§ **Your goal**
Whenever a line in the records below holds the string "JSON", copy it out.

§ **Record excerpts**
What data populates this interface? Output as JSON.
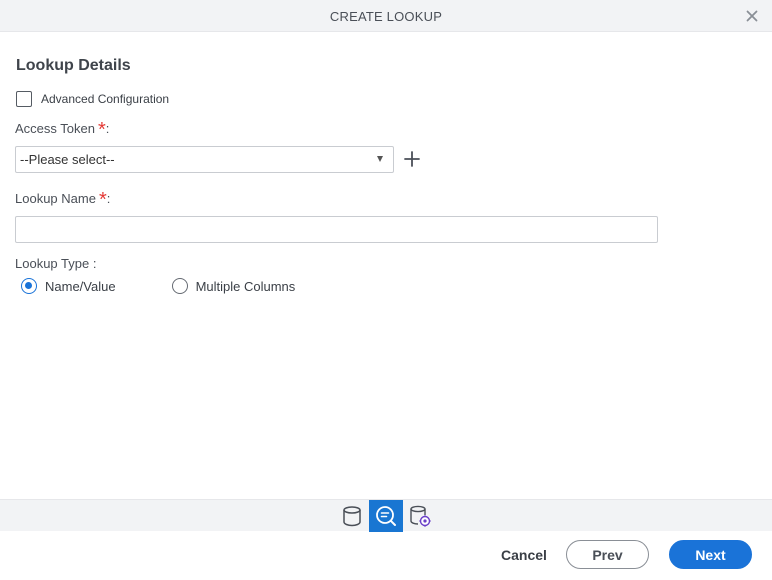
{
  "dialog": {
    "title": "CREATE LOOKUP",
    "close_icon": "close-icon"
  },
  "form": {
    "section_title": "Lookup Details",
    "advanced_configuration": {
      "label": "Advanced Configuration",
      "checked": false
    },
    "access_token": {
      "label": "Access Token",
      "required_mark": "*",
      "colon": ":",
      "selected": "--Please select--",
      "add_icon": "plus-icon"
    },
    "lookup_name": {
      "label": "Lookup Name",
      "required_mark": "*",
      "colon": ":",
      "value": ""
    },
    "lookup_type": {
      "label": "Lookup Type :",
      "options": [
        {
          "label": "Name/Value",
          "checked": true
        },
        {
          "label": "Multiple Columns",
          "checked": false
        }
      ]
    }
  },
  "toolbar": {
    "icons": [
      "database-icon",
      "lookup-search-icon",
      "database-settings-icon"
    ],
    "active_index": 1
  },
  "footer": {
    "cancel_label": "Cancel",
    "prev_label": "Prev",
    "next_label": "Next"
  },
  "colors": {
    "accent": "#1a73d8",
    "required": "#e53935",
    "bar_background": "#f2f3f5"
  }
}
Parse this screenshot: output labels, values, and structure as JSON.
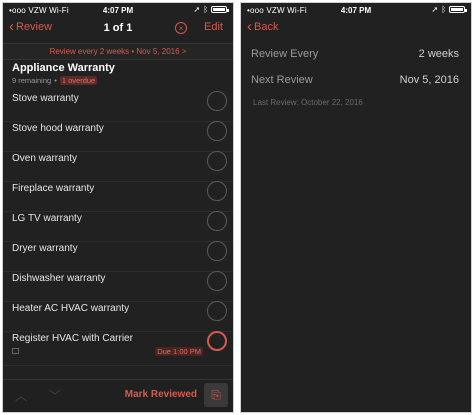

§ **Task answer**
What data populates this interface? Output as JSON.
Parse this screenshot: output labels, values, and structure as JSON.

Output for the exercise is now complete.